Service Announces Draft Economic Analysis and Draft Environmental Assessment for the Gunnison Sage-Grouse
For Immediate Release
September 18, 2013
Public comment period reopened until October 19, 2013
DENVER – The U.S. Fish and Wildlife Service announced today the availability of a draft economic analysis and draft environmental assessment on a proposal to designate 1.7 million acres of critical habitat for the Gunnison sage-grouse (Centrocercus minimus) in southwestern Colorado and southeastern Utah. The Service is reopening until October 19, 2013, the public comment period on the proposal to list the species under the Endangered Species Act (ESA) and designate critical habitat.
The economic analysis estimates the economic impacts of Gunnison sage-grouse conservation efforts associated with livestock grazing, agriculture and water management, mineral and fossil fuel extraction, residential and related development, renewable energy development, recreation, and transportation activities. Only areas that contain habitat essential to the conservation of the species and where the benefits of this habitat outweigh potential economic impacts will be included in the final designation.
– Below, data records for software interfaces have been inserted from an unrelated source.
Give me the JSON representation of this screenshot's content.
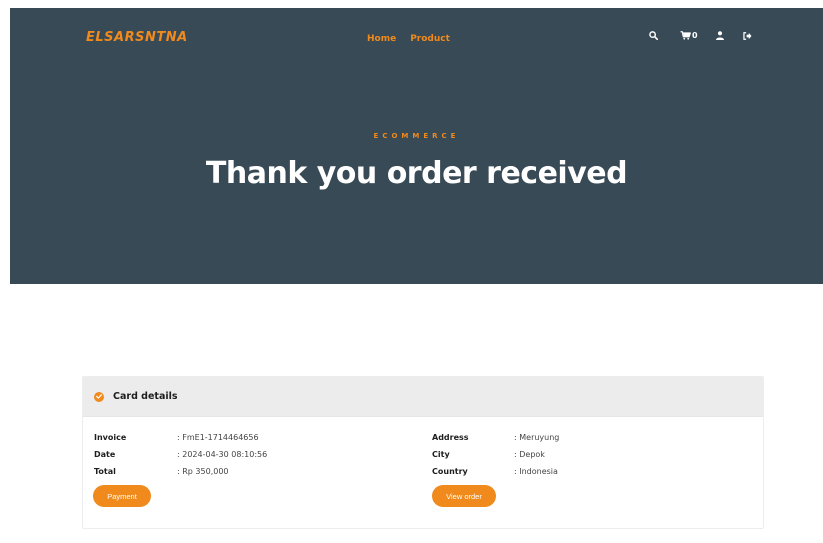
{
  "brand": {
    "logo_text": "ELSARSNTNA",
    "accent_color": "#f08a1c",
    "hero_bg": "#374a56"
  },
  "nav": {
    "items": [
      {
        "label": "Home"
      },
      {
        "label": "Product"
      }
    ]
  },
  "header_icons": {
    "search": "search-icon",
    "cart": "cart-icon",
    "cart_count": "0",
    "user": "user-icon",
    "logout": "logout-icon"
  },
  "hero": {
    "eyebrow": "ECOMMERCE",
    "title": "Thank you order received"
  },
  "card": {
    "title": "Card details",
    "left": [
      {
        "label": "Invoice",
        "value": ": FmE1-1714464656"
      },
      {
        "label": "Date",
        "value": ": 2024-04-30 08:10:56"
      },
      {
        "label": "Total",
        "value": ": Rp 350,000"
      }
    ],
    "right": [
      {
        "label": "Address",
        "value": ": Meruyung"
      },
      {
        "label": "City",
        "value": ": Depok"
      },
      {
        "label": "Country",
        "value": ": Indonesia"
      }
    ],
    "payment_button": "Payment",
    "view_order_button": "View order"
  }
}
The Service will use the draft environmental assessment to help decide whether critical habitat will be designated as proposed, if the proposed action requires refinement, or if further analysis is needed through preparation of an environmental impact statement.
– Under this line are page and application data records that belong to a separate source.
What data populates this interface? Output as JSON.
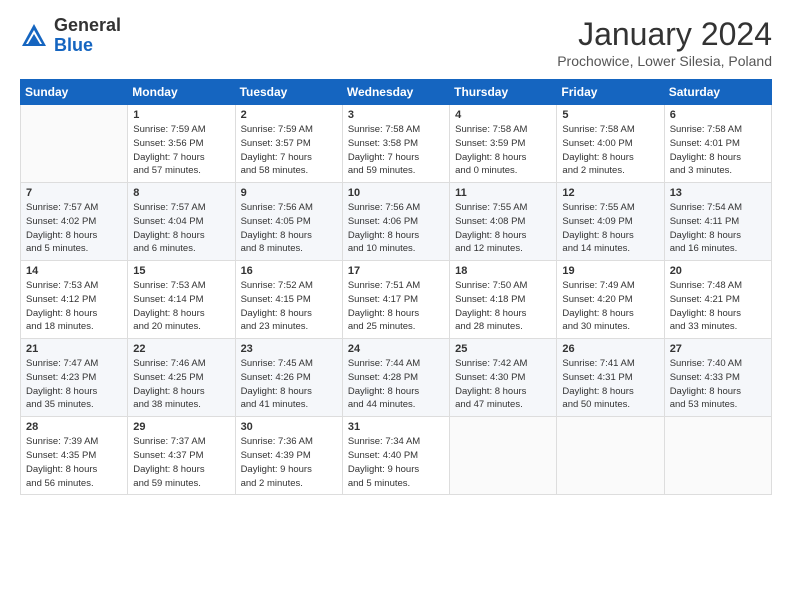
{
  "logo": {
    "general": "General",
    "blue": "Blue"
  },
  "header": {
    "month": "January 2024",
    "location": "Prochowice, Lower Silesia, Poland"
  },
  "weekdays": [
    "Sunday",
    "Monday",
    "Tuesday",
    "Wednesday",
    "Thursday",
    "Friday",
    "Saturday"
  ],
  "weeks": [
    [
      {
        "day": "",
        "info": ""
      },
      {
        "day": "1",
        "info": "Sunrise: 7:59 AM\nSunset: 3:56 PM\nDaylight: 7 hours\nand 57 minutes."
      },
      {
        "day": "2",
        "info": "Sunrise: 7:59 AM\nSunset: 3:57 PM\nDaylight: 7 hours\nand 58 minutes."
      },
      {
        "day": "3",
        "info": "Sunrise: 7:58 AM\nSunset: 3:58 PM\nDaylight: 7 hours\nand 59 minutes."
      },
      {
        "day": "4",
        "info": "Sunrise: 7:58 AM\nSunset: 3:59 PM\nDaylight: 8 hours\nand 0 minutes."
      },
      {
        "day": "5",
        "info": "Sunrise: 7:58 AM\nSunset: 4:00 PM\nDaylight: 8 hours\nand 2 minutes."
      },
      {
        "day": "6",
        "info": "Sunrise: 7:58 AM\nSunset: 4:01 PM\nDaylight: 8 hours\nand 3 minutes."
      }
    ],
    [
      {
        "day": "7",
        "info": "Sunrise: 7:57 AM\nSunset: 4:02 PM\nDaylight: 8 hours\nand 5 minutes."
      },
      {
        "day": "8",
        "info": "Sunrise: 7:57 AM\nSunset: 4:04 PM\nDaylight: 8 hours\nand 6 minutes."
      },
      {
        "day": "9",
        "info": "Sunrise: 7:56 AM\nSunset: 4:05 PM\nDaylight: 8 hours\nand 8 minutes."
      },
      {
        "day": "10",
        "info": "Sunrise: 7:56 AM\nSunset: 4:06 PM\nDaylight: 8 hours\nand 10 minutes."
      },
      {
        "day": "11",
        "info": "Sunrise: 7:55 AM\nSunset: 4:08 PM\nDaylight: 8 hours\nand 12 minutes."
      },
      {
        "day": "12",
        "info": "Sunrise: 7:55 AM\nSunset: 4:09 PM\nDaylight: 8 hours\nand 14 minutes."
      },
      {
        "day": "13",
        "info": "Sunrise: 7:54 AM\nSunset: 4:11 PM\nDaylight: 8 hours\nand 16 minutes."
      }
    ],
    [
      {
        "day": "14",
        "info": "Sunrise: 7:53 AM\nSunset: 4:12 PM\nDaylight: 8 hours\nand 18 minutes."
      },
      {
        "day": "15",
        "info": "Sunrise: 7:53 AM\nSunset: 4:14 PM\nDaylight: 8 hours\nand 20 minutes."
      },
      {
        "day": "16",
        "info": "Sunrise: 7:52 AM\nSunset: 4:15 PM\nDaylight: 8 hours\nand 23 minutes."
      },
      {
        "day": "17",
        "info": "Sunrise: 7:51 AM\nSunset: 4:17 PM\nDaylight: 8 hours\nand 25 minutes."
      },
      {
        "day": "18",
        "info": "Sunrise: 7:50 AM\nSunset: 4:18 PM\nDaylight: 8 hours\nand 28 minutes."
      },
      {
        "day": "19",
        "info": "Sunrise: 7:49 AM\nSunset: 4:20 PM\nDaylight: 8 hours\nand 30 minutes."
      },
      {
        "day": "20",
        "info": "Sunrise: 7:48 AM\nSunset: 4:21 PM\nDaylight: 8 hours\nand 33 minutes."
      }
    ],
    [
      {
        "day": "21",
        "info": "Sunrise: 7:47 AM\nSunset: 4:23 PM\nDaylight: 8 hours\nand 35 minutes."
      },
      {
        "day": "22",
        "info": "Sunrise: 7:46 AM\nSunset: 4:25 PM\nDaylight: 8 hours\nand 38 minutes."
      },
      {
        "day": "23",
        "info": "Sunrise: 7:45 AM\nSunset: 4:26 PM\nDaylight: 8 hours\nand 41 minutes."
      },
      {
        "day": "24",
        "info": "Sunrise: 7:44 AM\nSunset: 4:28 PM\nDaylight: 8 hours\nand 44 minutes."
      },
      {
        "day": "25",
        "info": "Sunrise: 7:42 AM\nSunset: 4:30 PM\nDaylight: 8 hours\nand 47 minutes."
      },
      {
        "day": "26",
        "info": "Sunrise: 7:41 AM\nSunset: 4:31 PM\nDaylight: 8 hours\nand 50 minutes."
      },
      {
        "day": "27",
        "info": "Sunrise: 7:40 AM\nSunset: 4:33 PM\nDaylight: 8 hours\nand 53 minutes."
      }
    ],
    [
      {
        "day": "28",
        "info": "Sunrise: 7:39 AM\nSunset: 4:35 PM\nDaylight: 8 hours\nand 56 minutes."
      },
      {
        "day": "29",
        "info": "Sunrise: 7:37 AM\nSunset: 4:37 PM\nDaylight: 8 hours\nand 59 minutes."
      },
      {
        "day": "30",
        "info": "Sunrise: 7:36 AM\nSunset: 4:39 PM\nDaylight: 9 hours\nand 2 minutes."
      },
      {
        "day": "31",
        "info": "Sunrise: 7:34 AM\nSunset: 4:40 PM\nDaylight: 9 hours\nand 5 minutes."
      },
      {
        "day": "",
        "info": ""
      },
      {
        "day": "",
        "info": ""
      },
      {
        "day": "",
        "info": ""
      }
    ]
  ]
}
“Thanks to collaborative conservation efforts, the largest Gunnison sage-grouse population has remained relatively stable over the past 12 years,” said the Service’s Mountain-Prairie Regional Director Noreen Walsh. “However, work needs to continue to stabilize the other remaining populations and to address threats throughout the bird’s range, particularly habitat fragmentation.”
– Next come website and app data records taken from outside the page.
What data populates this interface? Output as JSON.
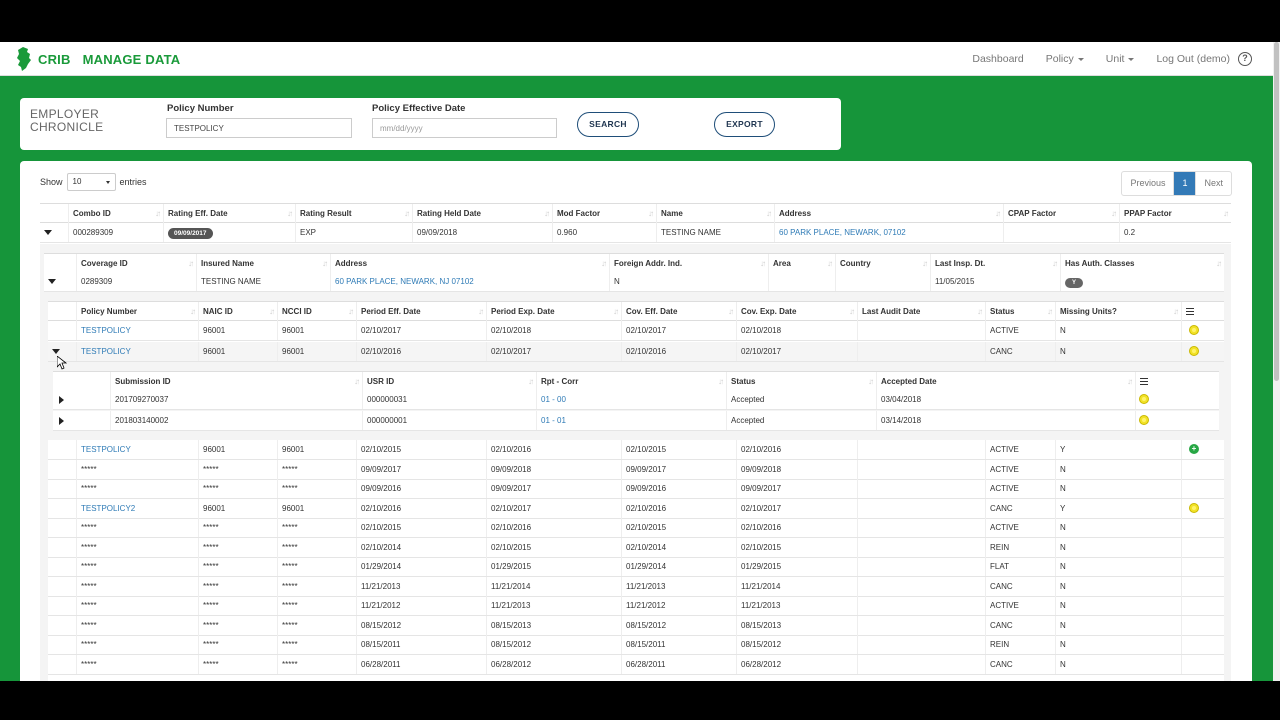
{
  "nav": {
    "brand": "CRIB",
    "app_title": "MANAGE DATA",
    "links": [
      "Dashboard",
      "Policy",
      "Unit",
      "Log Out (demo)"
    ],
    "help": "?"
  },
  "filter": {
    "title_line1": "EMPLOYER",
    "title_line2": "CHRONICLE",
    "policy_number_label": "Policy Number",
    "policy_number_value": "TESTPOLICY",
    "effective_date_label": "Policy Effective Date",
    "effective_date_placeholder": "mm/dd/yyyy",
    "search_label": "SEARCH",
    "export_label": "EXPORT"
  },
  "table_controls": {
    "show_label": "Show",
    "entries_value": "10",
    "entries_label": "entries",
    "prev_label": "Previous",
    "page": "1",
    "next_label": "Next"
  },
  "combo_table": {
    "headers": [
      "Combo ID",
      "Rating Eff. Date",
      "Rating Result",
      "Rating Held Date",
      "Mod Factor",
      "Name",
      "Address",
      "CPAP Factor",
      "PPAP Factor"
    ],
    "row": [
      "000289309",
      "09/09/2017",
      "EXP",
      "09/09/2018",
      "0.960",
      "TESTING NAME",
      "60 PARK PLACE, NEWARK, 07102",
      "",
      "0.2"
    ]
  },
  "coverage_table": {
    "headers": [
      "Coverage ID",
      "Insured Name",
      "Address",
      "Foreign Addr. Ind.",
      "Area",
      "Country",
      "Last Insp. Dt.",
      "Has Auth. Classes"
    ],
    "row": [
      "0289309",
      "TESTING NAME",
      "60 PARK PLACE, NEWARK, NJ 07102",
      "N",
      "",
      "",
      "11/05/2015",
      "Y"
    ]
  },
  "policy_table": {
    "headers": [
      "Policy Number",
      "NAIC ID",
      "NCCI ID",
      "Period Eff. Date",
      "Period Exp. Date",
      "Cov. Eff. Date",
      "Cov. Exp. Date",
      "Last Audit Date",
      "Status",
      "Missing Units?"
    ],
    "rows_top": [
      [
        "TESTPOLICY",
        "96001",
        "96001",
        "02/10/2017",
        "02/10/2018",
        "02/10/2017",
        "02/10/2018",
        "",
        "ACTIVE",
        "N"
      ],
      [
        "TESTPOLICY",
        "96001",
        "96001",
        "02/10/2016",
        "02/10/2017",
        "02/10/2016",
        "02/10/2017",
        "",
        "CANC",
        "N"
      ]
    ],
    "rows_bottom": [
      [
        "TESTPOLICY",
        "96001",
        "96001",
        "02/10/2015",
        "02/10/2016",
        "02/10/2015",
        "02/10/2016",
        "",
        "ACTIVE",
        "Y"
      ],
      [
        "*****",
        "*****",
        "*****",
        "09/09/2017",
        "09/09/2018",
        "09/09/2017",
        "09/09/2018",
        "",
        "ACTIVE",
        "N"
      ],
      [
        "*****",
        "*****",
        "*****",
        "09/09/2016",
        "09/09/2017",
        "09/09/2016",
        "09/09/2017",
        "",
        "ACTIVE",
        "N"
      ],
      [
        "TESTPOLICY2",
        "96001",
        "96001",
        "02/10/2016",
        "02/10/2017",
        "02/10/2016",
        "02/10/2017",
        "",
        "CANC",
        "Y"
      ],
      [
        "*****",
        "*****",
        "*****",
        "02/10/2015",
        "02/10/2016",
        "02/10/2015",
        "02/10/2016",
        "",
        "ACTIVE",
        "N"
      ],
      [
        "*****",
        "*****",
        "*****",
        "02/10/2014",
        "02/10/2015",
        "02/10/2014",
        "02/10/2015",
        "",
        "REIN",
        "N"
      ],
      [
        "*****",
        "*****",
        "*****",
        "01/29/2014",
        "01/29/2015",
        "01/29/2014",
        "01/29/2015",
        "",
        "FLAT",
        "N"
      ],
      [
        "*****",
        "*****",
        "*****",
        "11/21/2013",
        "11/21/2014",
        "11/21/2013",
        "11/21/2014",
        "",
        "CANC",
        "N"
      ],
      [
        "*****",
        "*****",
        "*****",
        "11/21/2012",
        "11/21/2013",
        "11/21/2012",
        "11/21/2013",
        "",
        "ACTIVE",
        "N"
      ],
      [
        "*****",
        "*****",
        "*****",
        "08/15/2012",
        "08/15/2013",
        "08/15/2012",
        "08/15/2013",
        "",
        "CANC",
        "N"
      ],
      [
        "*****",
        "*****",
        "*****",
        "08/15/2011",
        "08/15/2012",
        "08/15/2011",
        "08/15/2012",
        "",
        "REIN",
        "N"
      ],
      [
        "*****",
        "*****",
        "*****",
        "06/28/2011",
        "06/28/2012",
        "06/28/2011",
        "06/28/2012",
        "",
        "CANC",
        "N"
      ]
    ]
  },
  "submission_table": {
    "headers": [
      "Submission ID",
      "USR ID",
      "Rpt - Corr",
      "Status",
      "Accepted Date"
    ],
    "rows": [
      [
        "201709270037",
        "000000031",
        "01 - 00",
        "Accepted",
        "03/04/2018"
      ],
      [
        "201803140002",
        "000000001",
        "01 - 01",
        "Accepted",
        "03/14/2018"
      ]
    ]
  }
}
Gunnison County, Colorado, is committed to conservation of Gunnison sage-grouse and its habitat. Likewise, Federal agencies have completed a candidate conservation agreement in the Gunnison Basin; a number of private landowners are currently enrolled in voluntary conservation agreements; and a portion of private lands are in conservation easements that help conserve Gunnison sage-grouse. Combined, these conservation tools protect, at some level, the majority of occupied habitat in the Gunnison Basin. Perhaps the greatest need and challenge is to expand the suite of conservation efforts completed and underway in the Gunnison Basin to other areas across the species’ range.